ST. LOUIS (AP) — A bankrupt coal producer got a judge’s go-ahead Wednesday to significantly cut health care and pension benefits to thousands of workers and retirees, claiming victory over a miners’ union that swiftly condemned the ruling it pledges to appeal.
U.S. Bankruptcy Judge Kathy Surratt-States’ 102-page ruling favoring St. Louis-based Patriot Coal dashed the nation’s biggest coal miners’ union’s hopes of scuttling the company’s quest to impose wage and benefit cuts by walking away from its collective-bargaining agreements.
Surratt-States ultimately concluded the cost-cutting proposals were legal, perhaps unavoidable, for Patriot, which sought Chapter 11 bankruptcy protection last summer to address labor obligations it insisted have grown unsustainable.
“Unions generally try to bargain for the best deal for their members,” the judge wrote. “However, there is likely some responsibility to be absorbed for demanding benefits that the employer cannot realistically fund in perpetuity, particularly given the availability of sophisticated actuarial analysts and cost trend experts.”
The union, through its attorney during a recent weeklong St. Louis hearing over Patriot’s cost-cutting, had threatened a strike if Surratt-States’ decision didn’t go organized labor’s way. The union steered clear Wednesday of walkout talk, saying it would continue arguing during protests that Patriot was set up to fail when spun off. The union said that negotiations would continue and that it would appeal Surratt-States’ ruling.
“We have long acknowledged that Patriot is in trouble,” Cecil Roberts, the union’s president, said in a statement. “We remain willing to take painful steps to help Patriot get through the rough period it faces over the next couple of years.

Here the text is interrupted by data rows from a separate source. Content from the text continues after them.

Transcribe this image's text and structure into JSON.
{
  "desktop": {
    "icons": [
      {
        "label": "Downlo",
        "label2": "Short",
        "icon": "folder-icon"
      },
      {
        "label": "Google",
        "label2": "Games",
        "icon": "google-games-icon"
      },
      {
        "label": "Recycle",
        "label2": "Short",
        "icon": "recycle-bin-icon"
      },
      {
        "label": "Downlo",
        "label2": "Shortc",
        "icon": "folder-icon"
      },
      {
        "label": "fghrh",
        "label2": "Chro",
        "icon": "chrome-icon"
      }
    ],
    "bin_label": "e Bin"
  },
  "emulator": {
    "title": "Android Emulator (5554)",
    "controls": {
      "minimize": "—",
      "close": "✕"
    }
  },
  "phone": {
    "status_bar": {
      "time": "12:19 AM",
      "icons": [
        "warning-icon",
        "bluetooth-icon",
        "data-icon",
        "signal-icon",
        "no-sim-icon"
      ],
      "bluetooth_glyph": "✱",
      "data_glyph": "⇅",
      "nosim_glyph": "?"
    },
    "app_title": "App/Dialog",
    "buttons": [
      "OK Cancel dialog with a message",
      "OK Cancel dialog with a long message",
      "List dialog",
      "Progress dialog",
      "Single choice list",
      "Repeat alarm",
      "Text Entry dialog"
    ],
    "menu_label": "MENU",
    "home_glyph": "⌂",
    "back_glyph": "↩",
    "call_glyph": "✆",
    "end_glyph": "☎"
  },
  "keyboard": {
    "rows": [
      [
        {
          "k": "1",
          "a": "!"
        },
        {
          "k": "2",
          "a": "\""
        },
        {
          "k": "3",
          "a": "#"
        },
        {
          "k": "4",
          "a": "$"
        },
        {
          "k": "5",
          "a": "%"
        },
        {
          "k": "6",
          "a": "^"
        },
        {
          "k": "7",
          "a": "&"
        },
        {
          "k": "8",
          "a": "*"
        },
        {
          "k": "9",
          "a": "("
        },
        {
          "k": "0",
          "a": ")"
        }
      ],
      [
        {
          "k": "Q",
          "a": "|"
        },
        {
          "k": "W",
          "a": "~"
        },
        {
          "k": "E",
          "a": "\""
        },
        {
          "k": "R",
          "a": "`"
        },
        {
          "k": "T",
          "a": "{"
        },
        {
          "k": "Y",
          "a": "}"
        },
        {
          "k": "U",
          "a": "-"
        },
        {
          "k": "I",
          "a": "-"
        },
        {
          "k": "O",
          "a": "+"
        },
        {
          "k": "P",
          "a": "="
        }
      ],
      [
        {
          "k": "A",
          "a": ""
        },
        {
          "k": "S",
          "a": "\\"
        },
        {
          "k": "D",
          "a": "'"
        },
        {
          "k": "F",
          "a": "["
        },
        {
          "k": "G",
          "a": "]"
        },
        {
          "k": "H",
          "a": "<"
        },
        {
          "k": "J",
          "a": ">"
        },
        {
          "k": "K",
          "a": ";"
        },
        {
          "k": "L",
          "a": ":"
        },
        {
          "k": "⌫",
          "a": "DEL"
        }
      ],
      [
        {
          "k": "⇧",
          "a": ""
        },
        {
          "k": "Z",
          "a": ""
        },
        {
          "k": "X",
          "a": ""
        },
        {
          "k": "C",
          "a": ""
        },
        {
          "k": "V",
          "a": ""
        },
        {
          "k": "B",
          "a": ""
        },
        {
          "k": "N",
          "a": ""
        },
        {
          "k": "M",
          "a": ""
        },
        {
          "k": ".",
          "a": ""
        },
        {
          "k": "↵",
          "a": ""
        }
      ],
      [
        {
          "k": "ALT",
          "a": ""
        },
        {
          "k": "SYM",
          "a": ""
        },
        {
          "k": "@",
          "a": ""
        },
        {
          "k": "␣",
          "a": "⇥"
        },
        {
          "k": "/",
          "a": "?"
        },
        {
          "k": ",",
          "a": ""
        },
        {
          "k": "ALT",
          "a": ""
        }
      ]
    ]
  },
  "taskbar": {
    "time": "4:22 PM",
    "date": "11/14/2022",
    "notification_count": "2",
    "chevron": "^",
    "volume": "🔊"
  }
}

But if we’re going to share in that pain, then we have every right to share in the company’s gain when it becomes profitable again.”
“As often happens under American bankruptcy law,” Roberts added, “the short-term interests of the company are valued more than the dedication and sacrifice of the workers, who actually produce the profits that make a company successful.”
Patriot’s proposed cuts have been the most contentious aspect since the Peabody Energy Corp. spinoff filed for bankruptcy. The company said it would have to spend $1.6 billion to cover the health care costs, putting it at risk of liquidation.
Bennett Hatfield, Patriot’s president and CEO, called the ruling “a major step forward” for the company. But he said bargaining with the union would press on, insisting “we continue to believe that a consensual resolution is the best possible outcome for all parties.”